NU Online News Service, Nov. 15, 10:06 a.m. — Washington
By a voice vote, the U.S. House of Representatives last night approved an industry-backed terrorism insurance bill that could provide federal assistance for group life.
The Senate is widely expected to follow suit, with a vote possible as early as today, sending the bill to President Bush’s desk. Senate Majority Leader Tom Daschle, D-S.D., said he will bring the bill up for a vote, according to published reports.
Final approval of the oft-delayed legislation would be the culmination of a year-long effort by the Bush administration, the insurance industry and the construction industry to shore up a market, particularly for high-profile properties, which they say was shattered by the Sept. 11, 2001, terrorist attacks.

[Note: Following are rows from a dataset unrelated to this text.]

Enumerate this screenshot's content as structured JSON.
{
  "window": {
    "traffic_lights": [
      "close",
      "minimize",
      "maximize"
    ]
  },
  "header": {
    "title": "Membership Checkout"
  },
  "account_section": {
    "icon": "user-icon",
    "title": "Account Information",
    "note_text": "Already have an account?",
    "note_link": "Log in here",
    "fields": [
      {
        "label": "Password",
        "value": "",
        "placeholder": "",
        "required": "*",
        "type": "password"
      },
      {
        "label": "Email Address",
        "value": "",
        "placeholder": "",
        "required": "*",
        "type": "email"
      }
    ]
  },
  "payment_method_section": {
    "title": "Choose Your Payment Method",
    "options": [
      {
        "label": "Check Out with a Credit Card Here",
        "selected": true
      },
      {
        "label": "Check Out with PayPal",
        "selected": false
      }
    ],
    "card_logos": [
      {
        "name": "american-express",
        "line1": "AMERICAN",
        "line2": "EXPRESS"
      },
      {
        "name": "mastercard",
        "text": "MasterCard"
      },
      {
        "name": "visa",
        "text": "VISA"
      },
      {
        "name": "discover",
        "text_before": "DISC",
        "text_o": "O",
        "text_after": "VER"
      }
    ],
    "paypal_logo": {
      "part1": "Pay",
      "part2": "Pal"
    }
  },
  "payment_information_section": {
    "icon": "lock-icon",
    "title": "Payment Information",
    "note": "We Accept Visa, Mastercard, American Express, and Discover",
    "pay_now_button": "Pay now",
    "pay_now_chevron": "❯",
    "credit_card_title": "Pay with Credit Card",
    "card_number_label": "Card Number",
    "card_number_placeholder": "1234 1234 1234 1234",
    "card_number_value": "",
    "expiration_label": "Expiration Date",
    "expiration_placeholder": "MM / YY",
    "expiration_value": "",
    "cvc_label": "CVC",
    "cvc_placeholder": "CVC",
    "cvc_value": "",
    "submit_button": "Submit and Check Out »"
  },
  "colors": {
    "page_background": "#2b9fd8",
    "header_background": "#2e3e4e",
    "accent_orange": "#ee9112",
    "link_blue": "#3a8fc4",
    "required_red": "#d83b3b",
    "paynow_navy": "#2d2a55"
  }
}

Consumer groups, such as the Consumer Federation of America, Washington, continue to blast the legislation, calling it a taxpayer-financed giveaway to the insurance industry.
Sources told National Underwriter that the breakthrough came following a “full-court press” by President Bush, who personally lobbied some Republican leaders who remain unhappy with the liability provisions of the bill.
Indeed, House Majority Whip Tom DeLay, R-Stafford, Texas, who will be majority leader in the next Congress, promised to seek far tougher liability standards next year.
The primary concern is that American businesses that are hit by a terrorist attack could be held liable for punitive damages for negligence that caused death or injuries.
Despite the controversy over punitive damages, most Republicans hailed passage of the legislation.
The legislation will provide for 300,000 jobs, boost construction and stimulate the economy while ensuring the availability and affordability of terrorism insurance, said House Financial Services Committee Chairman Mike Oxley, R-Findlay, Ohio.
“It increases national preparedness against terrorism and puts Americans back to work on vital construction and development projects,” he said in a statement.
All the insurance trade groups, representing both agents and companies, support the legislation.
Under the legislation, the federal backstop would come into effect when the Treasury secretary, in consultation with the secretary of state and the attorney general, certifies that a terrorist attack has occurred causing at least $5 million of insured losses.
The program would cover all commercial property-casualty lines, including workers’ compensation and business interruption. For workers’ compensation only, the program would cover both terrorism and war.
The program excludes life and health insurance, but the Treasury secretary is empowered to extend the program to group life without the need for additional legislation, if a mandated study identifies a need.